The records that follow are to be reproduced exactly. Any pictures in them are left out.

-- Opening Marker --

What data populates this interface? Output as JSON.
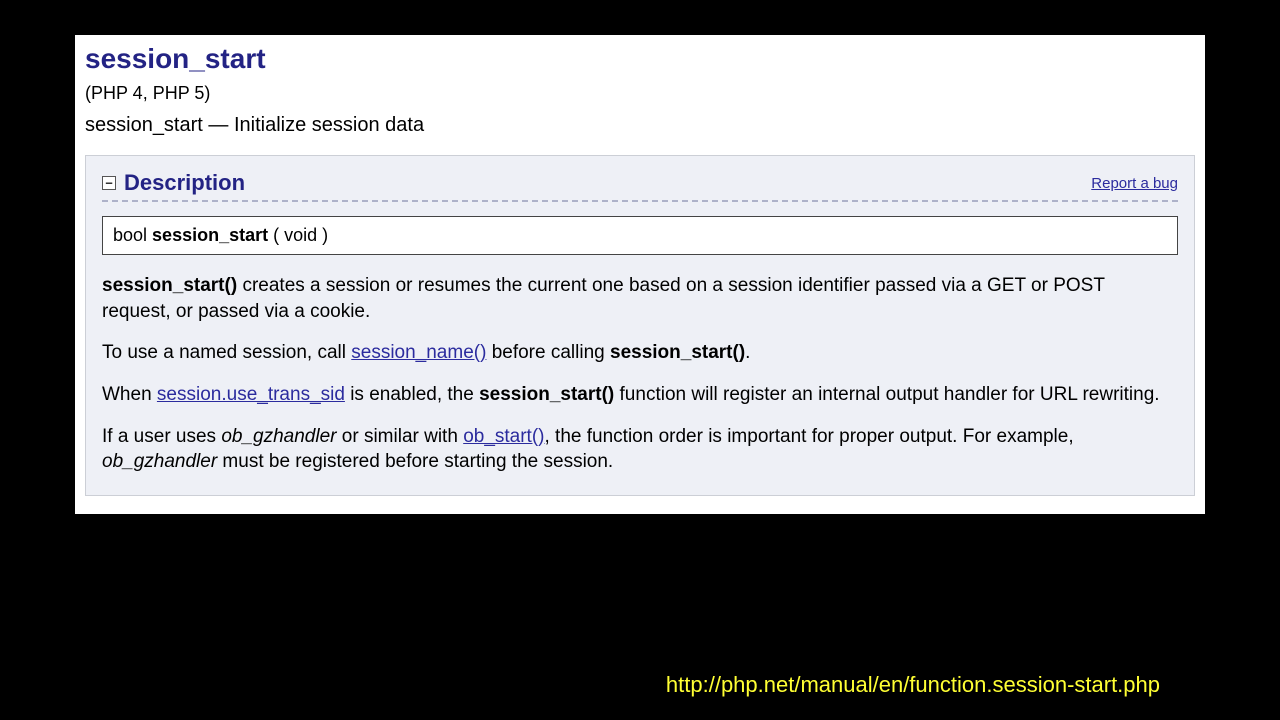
{
  "header": {
    "function_name": "session_start",
    "versions": "(PHP 4, PHP 5)",
    "summary_before": "session_start — ",
    "summary_text": "Initialize session data"
  },
  "description": {
    "title": "Description",
    "report_bug": "Report a bug",
    "collapse_glyph": "−",
    "signature": {
      "return_type": "bool",
      "name": "session_start",
      "params": "( void )"
    },
    "para1": {
      "strong1": "session_start()",
      "text1": " creates a session or resumes the current one based on a session identifier passed via a GET or POST request, or passed via a cookie."
    },
    "para2": {
      "text1": "To use a named session, call ",
      "link1": "session_name()",
      "text2": " before calling ",
      "strong1": "session_start()",
      "text3": "."
    },
    "para3": {
      "text1": "When ",
      "link1": "session.use_trans_sid",
      "text2": " is enabled, the ",
      "strong1": "session_start()",
      "text3": " function will register an internal output handler for URL rewriting."
    },
    "para4": {
      "text1": "If a user uses ",
      "ital1": "ob_gzhandler",
      "text2": " or similar with ",
      "link1": "ob_start()",
      "text3": ", the function order is important for proper output. For example, ",
      "ital2": "ob_gzhandler",
      "text4": " must be registered before starting the session."
    }
  },
  "footer": {
    "url": "http://php.net/manual/en/function.session-start.php"
  }
}
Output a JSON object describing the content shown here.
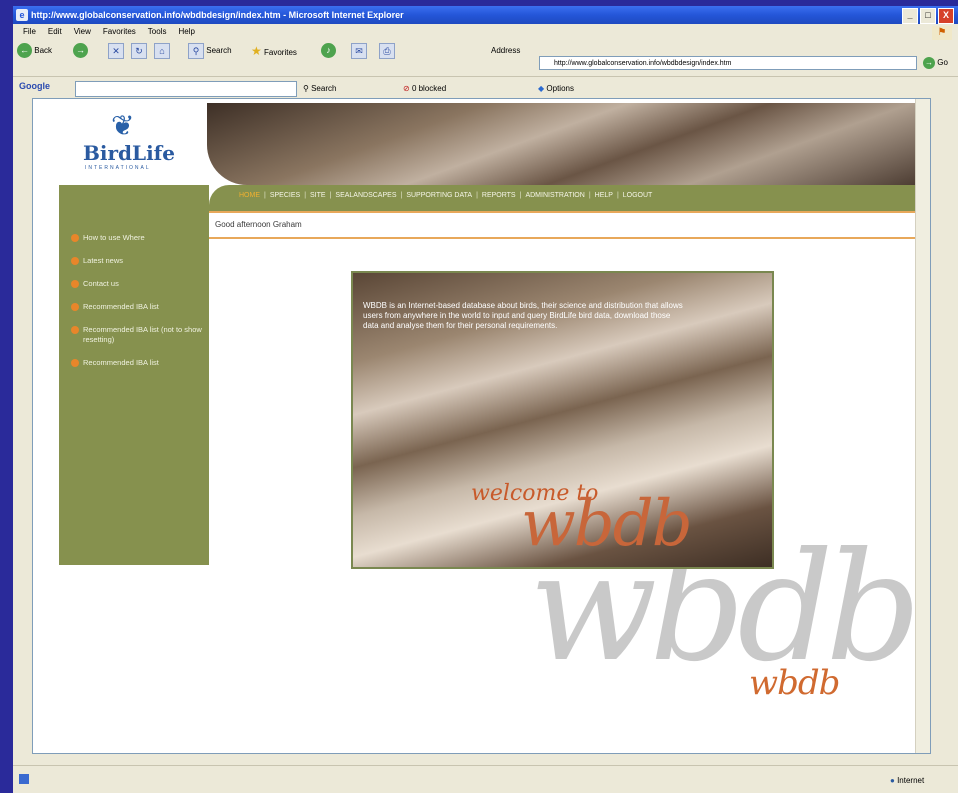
{
  "window": {
    "title": "http://www.globalconservation.info/wbdbdesign/index.htm - Microsoft Internet Explorer",
    "controls": [
      "_",
      "□",
      "X"
    ]
  },
  "menu": [
    "File",
    "Edit",
    "View",
    "Favorites",
    "Tools",
    "Help"
  ],
  "toolbar": {
    "back": "Back",
    "search": "Search",
    "favorites": "Favorites",
    "address_label": "Address",
    "address_value": "http://www.globalconservation.info/wbdbdesign/index.htm",
    "go": "Go"
  },
  "google_bar": {
    "logo": "Google",
    "search": "Search",
    "blocked": "0 blocked",
    "options": "Options"
  },
  "page": {
    "logo_name": "BirdLife",
    "logo_sub": "INTERNATIONAL",
    "nav": [
      "HOME",
      "SPECIES",
      "SITE",
      "SEALANDSCAPES",
      "SUPPORTING DATA",
      "REPORTS",
      "ADMINISTRATION",
      "HELP",
      "LOGOUT"
    ],
    "greeting": "Good afternoon Graham",
    "sidebar": [
      "How to use Where",
      "Latest news",
      "Contact us",
      "Recommended IBA list",
      "Recommended IBA list (not to show resetting)",
      "Recommended IBA list"
    ],
    "welcome_text": "WBDB is an Internet-based database about birds, their science and distribution that allows users from anywhere in the world to input and query BirdLife bird data, download those data and analyse them for their personal requirements.",
    "welcome_to": "welcome to",
    "welcome_logo": "wbdb",
    "watermark": "wbdb",
    "watermark_small": "wbdb"
  },
  "status": {
    "zone": "Internet"
  }
}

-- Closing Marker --

Answer area:
What data populates this interface? Output as JSON.
{
  "header": {
    "function_name": "session_start",
    "versions": "(PHP 4, PHP 5)",
    "summary_before": "session_start — ",
    "summary_text": "Initialize session data"
  },
  "description": {
    "title": "Description",
    "report_bug": "Report a bug",
    "collapse_glyph": "−",
    "signature": {
      "return_type": "bool",
      "name": "session_start",
      "params": "( void )"
    },
    "para1": {
      "strong1": "session_start()",
      "text1": " creates a session or resumes the current one based on a session identifier passed via a GET or POST request, or passed via a cookie."
    },
    "para2": {
      "text1": "To use a named session, call ",
      "link1": "session_name()",
      "text2": " before calling ",
      "strong1": "session_start()",
      "text3": "."
    },
    "para3": {
      "text1": "When ",
      "link1": "session.use_trans_sid",
      "text2": " is enabled, the ",
      "strong1": "session_start()",
      "text3": " function will register an internal output handler for URL rewriting."
    },
    "para4": {
      "text1": "If a user uses ",
      "ital1": "ob_gzhandler",
      "text2": " or similar with ",
      "link1": "ob_start()",
      "text3": ", the function order is important for proper output. For example, ",
      "ital2": "ob_gzhandler",
      "text4": " must be registered before starting the session."
    }
  },
  "footer": {
    "url": "http://php.net/manual/en/function.session-start.php"
  }
}
Output a JSON object describing the content shown here.
{
  "window": {
    "title": "http://www.globalconservation.info/wbdbdesign/index.htm - Microsoft Internet Explorer",
    "controls": [
      "_",
      "□",
      "X"
    ]
  },
  "menu": [
    "File",
    "Edit",
    "View",
    "Favorites",
    "Tools",
    "Help"
  ],
  "toolbar": {
    "back": "Back",
    "search": "Search",
    "favorites": "Favorites",
    "address_label": "Address",
    "address_value": "http://www.globalconservation.info/wbdbdesign/index.htm",
    "go": "Go"
  },
  "google_bar": {
    "logo": "Google",
    "search": "Search",
    "blocked": "0 blocked",
    "options": "Options"
  },
  "page": {
    "logo_name": "BirdLife",
    "logo_sub": "INTERNATIONAL",
    "nav": [
      "HOME",
      "SPECIES",
      "SITE",
      "SEALANDSCAPES",
      "SUPPORTING DATA",
      "REPORTS",
      "ADMINISTRATION",
      "HELP",
      "LOGOUT"
    ],
    "greeting": "Good afternoon Graham",
    "sidebar": [
      "How to use Where",
      "Latest news",
      "Contact us",
      "Recommended IBA list",
      "Recommended IBA list (not to show resetting)",
      "Recommended IBA list"
    ],
    "welcome_text": "WBDB is an Internet-based database about birds, their science and distribution that allows users from anywhere in the world to input and query BirdLife bird data, download those data and analyse them for their personal requirements.",
    "welcome_to": "welcome to",
    "welcome_logo": "wbdb",
    "watermark": "wbdb",
    "watermark_small": "wbdb"
  },
  "status": {
    "zone": "Internet"
  }
}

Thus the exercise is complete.